How can you be ‘good’ in an organisation that is actively destroying your own country? It is impossible. Whatever these SCGPs are doing there, it is utterly null and void and of no effect whatsoever. This organisation has corrupted governance in Nigeria so deeply — it has embedded itself as a virus that is now very difficult to remove. Remember when Obasanjo made himself oil minister ‘temporarily’ and ended up staying in the role for 8 years? He privatised many things in his time in office yet he could not sell the refineries. Buhari is back doing the same thing. The refineries will not be sold and we will continue the charade. Even Ibe Kachikwu, a man bold enough to wear purple suits, has given up and is now singing a new song.
There is only one option — completely destroy and shut it down. Nothing else can work. It has no business being in existence at all. It adds no value to Nigerians. It is an organisation that exists to rob the Nigerian people. No groundbreaking scientific discovery will ever come out of that place. By 2050, it will still be losing money trying to refine oil. Every GMD from now till eternity will continue to have millions of dollars in gifts somewhere. You will only think NNPC is not working if you mistake the work it was set up to do. Once you make peace with the reality that the organisation was setup to steal from Nigerians, nothing will surprise you anymore.
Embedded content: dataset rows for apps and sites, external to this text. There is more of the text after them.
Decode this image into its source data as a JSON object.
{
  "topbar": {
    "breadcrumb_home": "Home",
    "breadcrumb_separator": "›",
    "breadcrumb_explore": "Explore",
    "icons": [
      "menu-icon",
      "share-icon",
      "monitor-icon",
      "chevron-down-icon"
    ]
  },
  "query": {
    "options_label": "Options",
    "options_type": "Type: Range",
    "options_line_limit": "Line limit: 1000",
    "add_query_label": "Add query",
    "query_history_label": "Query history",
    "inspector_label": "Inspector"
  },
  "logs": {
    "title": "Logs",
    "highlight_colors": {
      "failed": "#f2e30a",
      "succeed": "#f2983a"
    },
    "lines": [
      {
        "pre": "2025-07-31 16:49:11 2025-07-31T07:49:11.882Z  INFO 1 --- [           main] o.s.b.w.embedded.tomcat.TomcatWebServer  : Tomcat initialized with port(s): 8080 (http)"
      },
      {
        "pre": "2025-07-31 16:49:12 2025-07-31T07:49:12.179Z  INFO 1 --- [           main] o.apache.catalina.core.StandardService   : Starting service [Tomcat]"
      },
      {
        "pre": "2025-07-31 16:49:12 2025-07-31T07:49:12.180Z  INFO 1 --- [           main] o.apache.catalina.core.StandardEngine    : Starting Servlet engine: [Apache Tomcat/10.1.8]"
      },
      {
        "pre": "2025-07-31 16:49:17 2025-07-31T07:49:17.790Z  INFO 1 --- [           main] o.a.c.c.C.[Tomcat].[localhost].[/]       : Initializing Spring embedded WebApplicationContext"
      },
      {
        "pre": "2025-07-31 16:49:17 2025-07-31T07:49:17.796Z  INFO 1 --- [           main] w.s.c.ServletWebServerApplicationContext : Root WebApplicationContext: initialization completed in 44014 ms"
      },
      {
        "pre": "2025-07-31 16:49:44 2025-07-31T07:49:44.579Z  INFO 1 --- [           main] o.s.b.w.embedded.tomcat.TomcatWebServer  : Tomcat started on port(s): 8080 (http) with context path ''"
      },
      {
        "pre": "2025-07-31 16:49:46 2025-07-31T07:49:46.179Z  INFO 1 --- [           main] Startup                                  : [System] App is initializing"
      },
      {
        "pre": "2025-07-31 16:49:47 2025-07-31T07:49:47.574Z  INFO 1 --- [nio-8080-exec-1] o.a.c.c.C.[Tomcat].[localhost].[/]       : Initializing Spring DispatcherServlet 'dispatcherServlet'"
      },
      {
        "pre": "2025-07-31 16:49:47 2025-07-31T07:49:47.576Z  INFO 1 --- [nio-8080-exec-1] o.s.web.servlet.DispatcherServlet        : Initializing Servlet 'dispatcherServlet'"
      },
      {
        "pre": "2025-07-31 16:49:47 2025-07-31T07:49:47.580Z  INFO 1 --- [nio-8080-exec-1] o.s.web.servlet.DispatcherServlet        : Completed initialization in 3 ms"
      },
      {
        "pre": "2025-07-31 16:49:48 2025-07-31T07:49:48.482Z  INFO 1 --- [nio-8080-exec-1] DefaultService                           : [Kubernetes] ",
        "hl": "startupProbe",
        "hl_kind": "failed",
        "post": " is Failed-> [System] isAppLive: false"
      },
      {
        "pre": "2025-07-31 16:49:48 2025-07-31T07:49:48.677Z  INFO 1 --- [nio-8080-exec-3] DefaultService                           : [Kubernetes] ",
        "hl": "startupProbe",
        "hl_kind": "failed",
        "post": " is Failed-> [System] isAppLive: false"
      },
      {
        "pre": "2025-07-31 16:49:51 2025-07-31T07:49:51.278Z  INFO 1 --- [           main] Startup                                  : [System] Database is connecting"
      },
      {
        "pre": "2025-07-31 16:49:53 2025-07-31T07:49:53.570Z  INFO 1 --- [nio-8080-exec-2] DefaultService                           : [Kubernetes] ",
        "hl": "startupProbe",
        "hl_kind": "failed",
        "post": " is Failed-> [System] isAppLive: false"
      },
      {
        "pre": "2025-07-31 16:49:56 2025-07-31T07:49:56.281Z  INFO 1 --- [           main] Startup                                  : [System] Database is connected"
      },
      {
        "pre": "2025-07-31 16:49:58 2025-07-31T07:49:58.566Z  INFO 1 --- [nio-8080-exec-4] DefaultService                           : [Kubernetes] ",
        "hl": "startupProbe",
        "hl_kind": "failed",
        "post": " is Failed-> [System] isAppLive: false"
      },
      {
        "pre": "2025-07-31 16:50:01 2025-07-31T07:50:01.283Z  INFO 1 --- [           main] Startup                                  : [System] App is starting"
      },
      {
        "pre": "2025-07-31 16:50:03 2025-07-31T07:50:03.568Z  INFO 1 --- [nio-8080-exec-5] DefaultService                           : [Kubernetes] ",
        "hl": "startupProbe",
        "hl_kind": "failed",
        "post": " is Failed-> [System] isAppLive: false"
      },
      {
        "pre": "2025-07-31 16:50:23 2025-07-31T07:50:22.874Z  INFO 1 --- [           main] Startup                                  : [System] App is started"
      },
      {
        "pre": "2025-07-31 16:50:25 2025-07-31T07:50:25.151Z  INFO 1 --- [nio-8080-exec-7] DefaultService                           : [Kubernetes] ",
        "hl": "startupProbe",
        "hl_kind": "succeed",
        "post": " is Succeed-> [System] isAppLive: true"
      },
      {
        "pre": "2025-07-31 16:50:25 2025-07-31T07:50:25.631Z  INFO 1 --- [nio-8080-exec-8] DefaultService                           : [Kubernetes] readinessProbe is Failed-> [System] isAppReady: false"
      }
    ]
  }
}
This is one of the thing that saddens me the most about APC. In the euphoria of the election campaign, I thought that a clear mandate to change the country meant that they would take a cold hard look at things like NNPC once in power and take hard decisions. In other words, evidence-based policy making (feel free to call me foolish and naive, I accept). Instead what we have got from them is policy-based evidence — NNPC must stay because Buhari likes it so any evidence (or person) that does not fit with this policy is not even considered. A bigger tragedy, you will not find.
So to anyone working ‘honestly’ in NNPC, I hate to break it to you — you are wasting your time. Strictly speaking, you should be stealing as much as you can. It makes no sense to be in an organisation whose sole reason for existence is stealing and then refusing to do your real work. It is pointless because whether you are there or not, stealing is going on even as you are reading this article.
So many people have told me Andrew Yakubu was a ‘good’ man. I believe them. The only issue is the definition of ‘good’. A ‘good’ man in NNPC is still a thief. That is the standard by which the organisation operates.
The paths in NNPC are only 2 — good thief or bad thief. There is no other option available.
This article was culled with permission from Feyi Fawenhim’s Medium Page. Follow Feyi on twitter @DoubleEph